The Valley of the Moon, it is called. One can see why, with its unearthly, monumental rock formations rising out steeply beside us as we make our way through Wadi Rum on the back of a pick-up truck. Once at the bottom of the ocean, it is now dry, its floor covered in peculiar red pebbles, its cliffs topped with soft sandstone melting like candle wax over the harder granite that form their lower levels.
When it storms, our guide told us, the waters pour out from the heavens and cascade in a thousand waterfalls over all the cliffs.
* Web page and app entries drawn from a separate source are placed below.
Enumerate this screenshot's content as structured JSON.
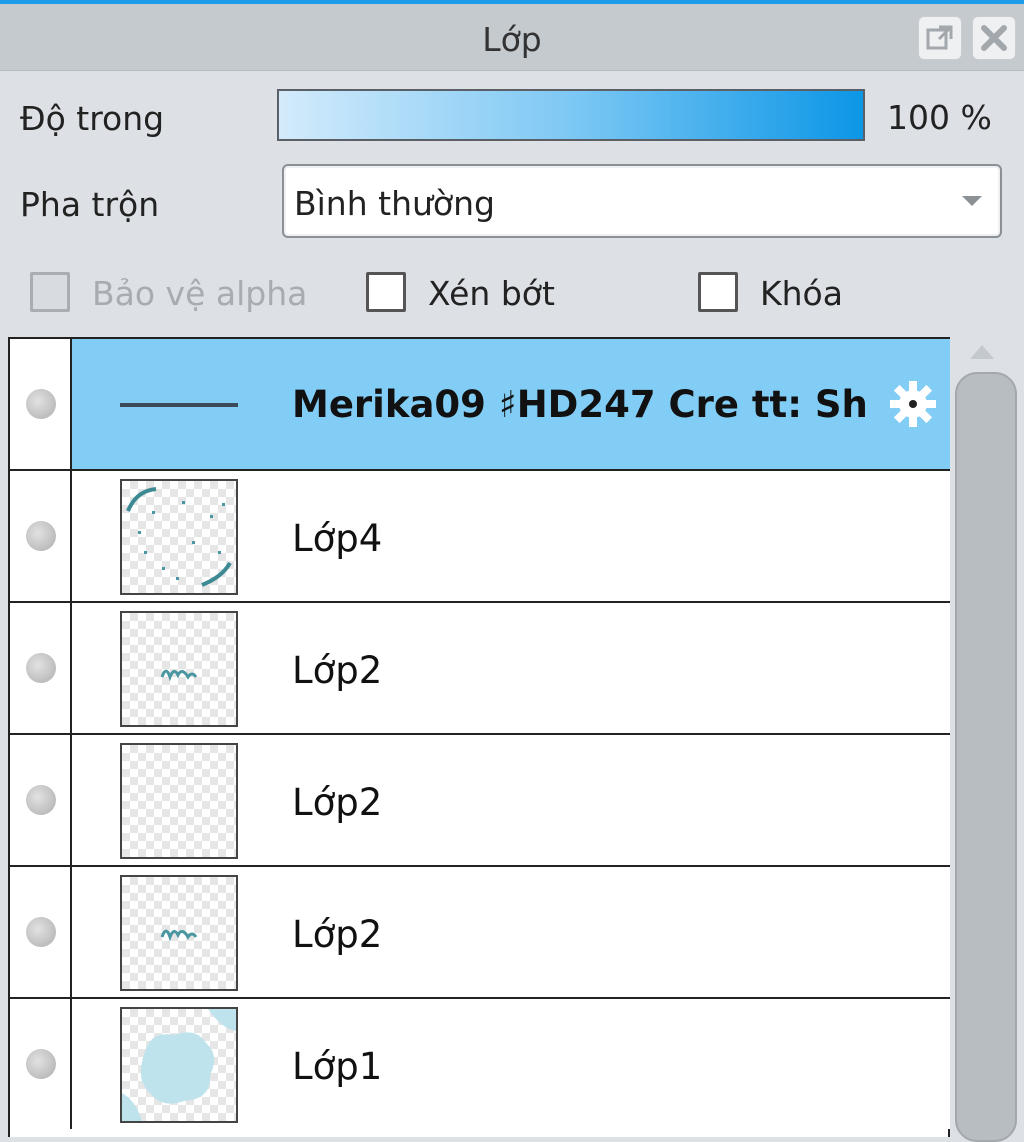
{
  "panel": {
    "title": "Lớp",
    "popout_icon": "popout-icon",
    "close_icon": "close-icon"
  },
  "opacity": {
    "label": "Độ trong",
    "value_text": "100 %",
    "value": 100
  },
  "blend": {
    "label": "Pha trộn",
    "selected": "Bình thường"
  },
  "options": {
    "alpha_protect": {
      "label": "Bảo vệ alpha",
      "checked": false,
      "disabled": true
    },
    "clip": {
      "label": "Xén bớt",
      "checked": false
    },
    "lock": {
      "label": "Khóa",
      "checked": false
    }
  },
  "layers": [
    {
      "name": "Merika09 ♯HD247 Cre tt: Sh",
      "selected": true,
      "type": "folder",
      "icon": "gear-icon"
    },
    {
      "name": "Lớp4",
      "selected": false,
      "type": "layer"
    },
    {
      "name": "Lớp2",
      "selected": false,
      "type": "layer"
    },
    {
      "name": "Lớp2",
      "selected": false,
      "type": "layer"
    },
    {
      "name": "Lớp2",
      "selected": false,
      "type": "layer"
    },
    {
      "name": "Lớp1",
      "selected": false,
      "type": "layer"
    }
  ],
  "colors": {
    "accent": "#1e9be9",
    "selected_row": "#82cdf5",
    "titlebar": "#c5cacf",
    "background": "#dde1e5"
  }
}
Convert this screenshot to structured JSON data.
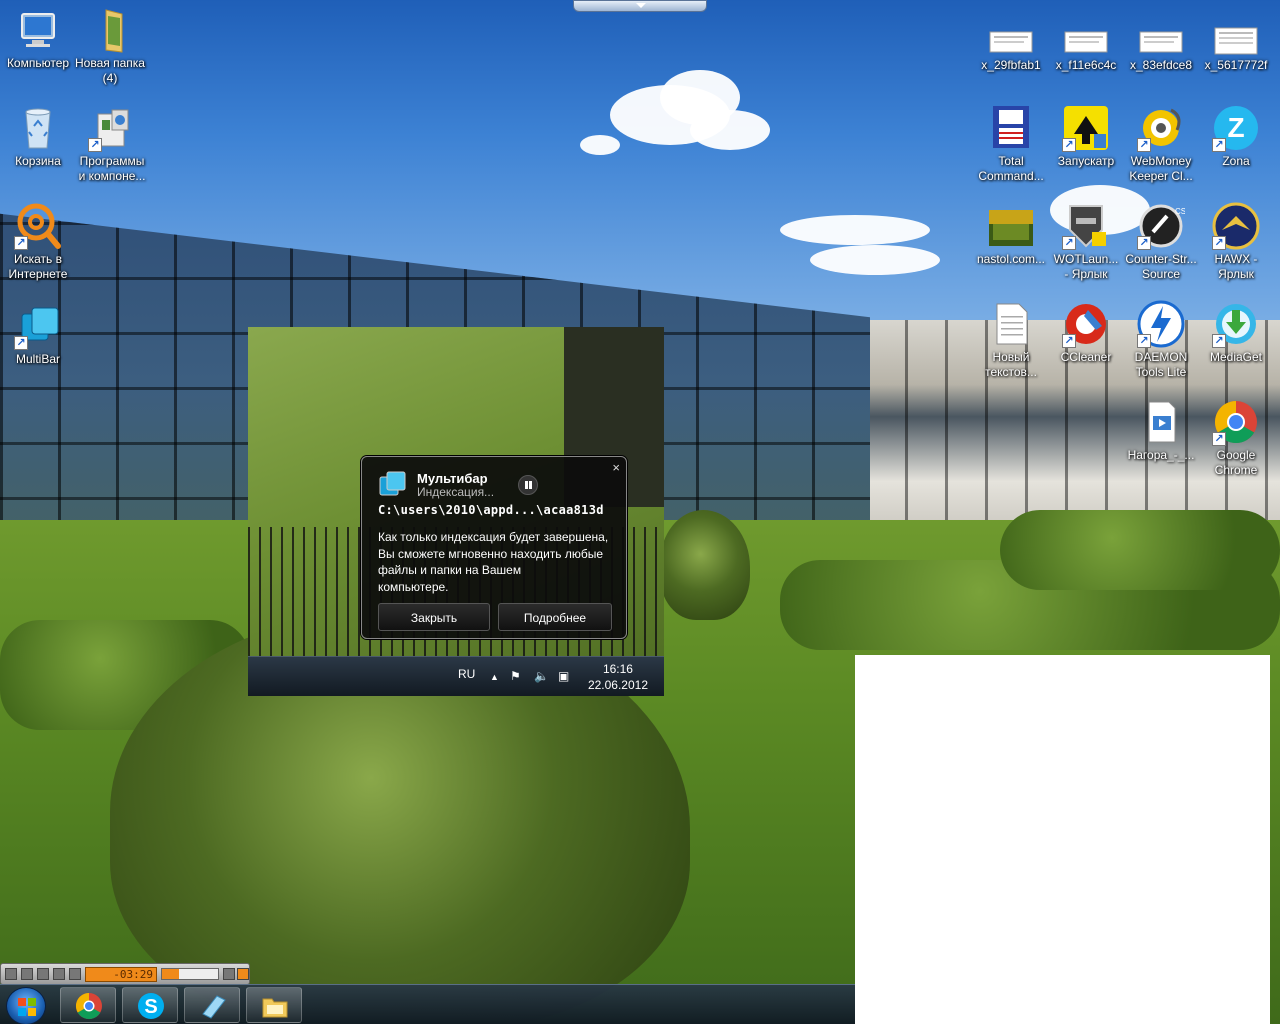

Jerash is a beautiful, sprawling complex of colonnaded streets, monumental arches, plazas, baths and theatres. One of the best preserved Roman sites in the world, it is often over-shadowed by Petra and given a miss by the time pressed traveler for Jordan’s other attractions.
This is a pity, as Jerash truly holds its own in the network of Roman cities; as it did in antiquity, so it does today.
Petra is one of the most intriguing Wonders I have visited. The combination of architecture fused with nature is a powerful one that has always captured my imagination and made me wonder at the power of nature and the mastery of man over it.
Entering Petra through the siq – a narrow passage created through tectonic forces and worn smooth by water – is stepping through time. This passage holds the scars of nature and the works of man across hundreds and thousands of millennia. It is breath-taking.
Amman is a young city, we are told, as our driver and guide drove us into the center from Queen Alia airport. Its history is as long as the history of human civilization, but the city itself is as young as the Kingdom of Jordan.
It radiates from the Raghadan Flagpole which hoists the country’s flag, so many limestone buildings in varying shades of white glistening under the desert sun, undulating over nineteen hills, from the center to suburbia. Built with limestone from the surrounding hills, altogether, it looks as if it were sculpted from the very ground beneath.
What to see, where to eat and sleep, and how to tip and bargain.